I have been patiently waiting for Monty's Deli to open on Hoxton Street for months now. What deserves this level of anticipation you may ask? Well I had quite simply fallen in love with the Jewish deli culture discovered on my trips to New York in the last couple of years. These often unassuming delis just had a certain warmth about them and served hearty, delicious Jewish fare that no matter how bad your day was always managed to leave you with big fat smile on your face once you had tucked in and somehow made everything seem a little better.
My absolute favourite back in NYC was Russ & Daughters, a deli set up by a Mr Russ in 1914 and kept open over the decades by his lovely daughters stepping into his footsteps, in my eyes at least serving some of the finest brunch and bagels one can find anywhere in the world. I have been dreaming of their offering ever since, particularly craving their fantastic brunch option of "Lower Sunny Side"- a dish served at their cafe around the corner from the smaller and takeaway only deli, consisting of two fried eggs, Gaspa Nova smoked salmon and potato latkes as well as their chewy yet delicious bagels filled to the brim with cream cheese. Yet sadly and rather bizarrely London simply did not offer anything nearing this sort of offering let alone standard. Monty's first permanent site however was thankfully finally about to change that.
The duo behind Monty's, Mark Ogus and Owen Barratt, were inspired to start this venture by Ogus' grandad, who, you may have guessed, was called Monty and who grew up in East London's flourishing Eastern European Jewish community during the 1920's, a community that traditionally loved nothing more than good nosh (or food to you and me) and celebrating the ritual of eating within their families. While the East End Jewish community began to slowly disperse around the country and indeed the world in the decades to follow, the traditional family recipes of curing meats, making pickles and shaping bagels were thankfully passed down through the generations and at Monty's are once again used to feed and please the masses in a unique and delicious way that needs to be preserved for generations to come.
Indeed Monty's clearly is a labour of love, not only because it serves dishes that have been prepared by the same families in the same way for generations, no, this restaurant is also basically built on the loyalty of its patrons. Starting off by selling different kinds of salt beef sandwiches at the foodie mecca that is Maltby Street market, these guys successfully ran a crowdfounding campaign which raised enough money to enable them to open the Jewish delicatessen and proper dining destination which London so desperately laced and heck they couldn't have done it better.

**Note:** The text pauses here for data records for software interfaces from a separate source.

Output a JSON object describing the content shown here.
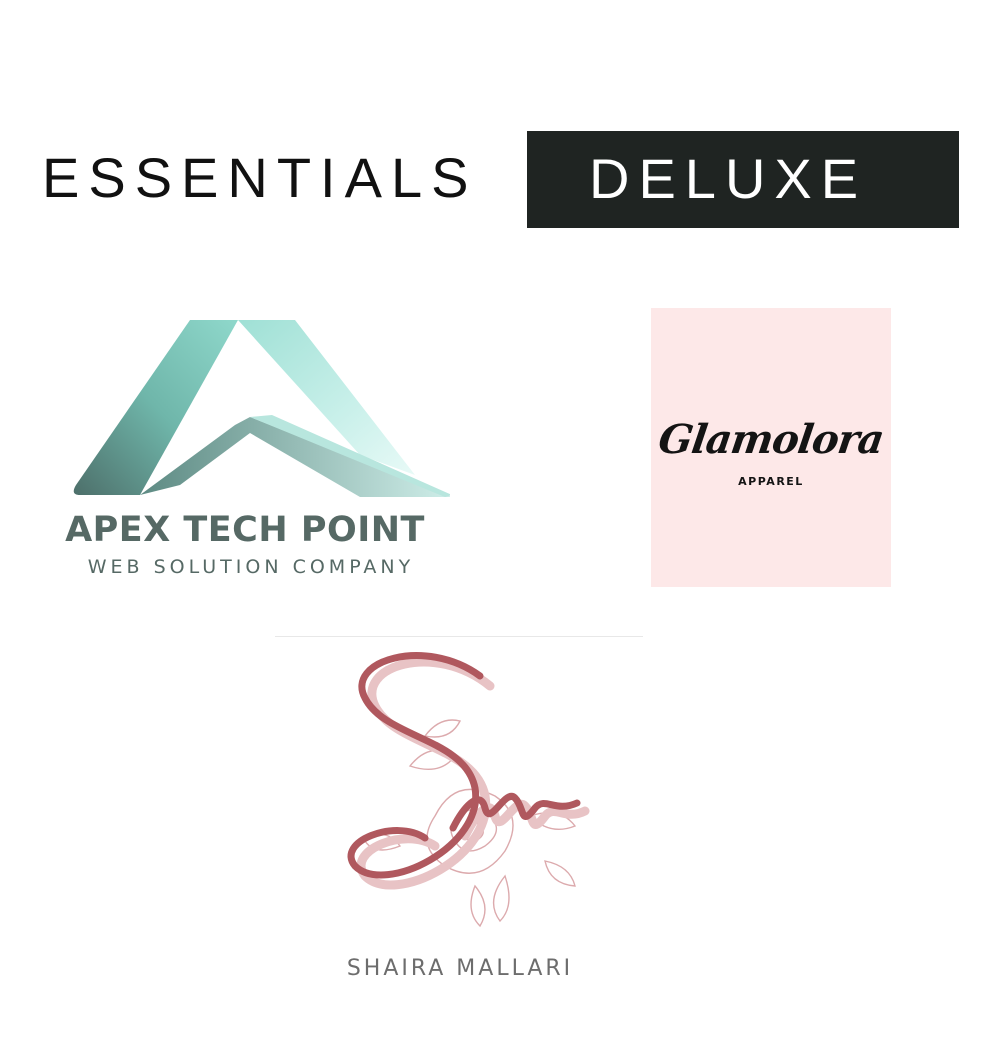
{
  "header": {
    "plain_title": "ESSENTIALS",
    "boxed_title": "DELUXE",
    "box_color": "#1f2422"
  },
  "logos": {
    "apex": {
      "name": "APEX TECH POINT",
      "tagline": "WEB SOLUTION COMPANY",
      "text_color": "#566965",
      "mark_icon": "apex-triangle-icon"
    },
    "glamolora": {
      "name": "Glamolora",
      "subtitle": "APPAREL",
      "background": "#fde8e8"
    },
    "shaira": {
      "monogram": "Sm",
      "name": "SHAIRA MALLARI",
      "accent": "#b0585e"
    }
  }
}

In fact the finished space easily holds its when compared to the likes of New York's Russ & Daughters- a 21st century take on those distinctive 20th century delis dotted around New York, chic yet inviting and aware of it's heritage. It's the kind of place you'd want to to take your best mates, your mum AND your grandparents, in fact anyone worthy of sharing a great and warming meal with that you won't forget in a hurry. There is a takeaway bagel counter which I am going to be frequenting on more hungover occasions when only a cream cheese and lox bagel will do, a beautiful counter space and a long line of booths that once again reminded me of New York in the best of ways. We settled in a booth this time, ready to explore Monty's weekend brunch menu (though they serve an equally enticing dinner menu during the week that showcases Eastern European culinary roots with nods to Monty's American deli counterparts).
Of course it is the salt beef sandwiches that Monty's is already famous for amongst the London foodie scene, and rightly so as my dining companion couldn't stop gushing about how fantastic hers was, with a variation of this classic to suit all tastes on offer here, whether you like your salt beef quite simply on rye with mustard, with added Sauerkraut for heat or with a little bit of added cheese, though I am pleased to say there are also plenty of menu options for none meat eaters like me as well. Indeed my bagel, baked to chewy perfection, filled with a generous helping of smooth cream cheese and topped with the dreamiest lox (lox being a slightly less salty, more luxurious and silky alternative to smoked salmon traditionally used in Jewish delis as bagel filling) was one of the best I have ever had even when compared to what's on offer at the bagel shops tourists flock to in NYC for supposedly being the best of the best. Served with a surprisingly delicate and delicious pickled cucumber salad which came sprinkled with capers, it was simply divine. On the side we enjoyed some proper, none greasy, fries as you seldom find them in England, dipped in some Russian dressing for extra zing, and in my case washed down with some fittingly fresh orange juice. For me this was as close to a dream brunch as one can get especially when I thought I'd only be able to enjoy something of a similar standard after a 6 hour flight across the pond.
Monty's is truly one of a kind, serving heartwarming, unpretentious and delicious food that makes you happy, preserving a culinary tradition and dining experience too wonderful to loose and not share with the world. Take your loved ones asap, you won't regret it.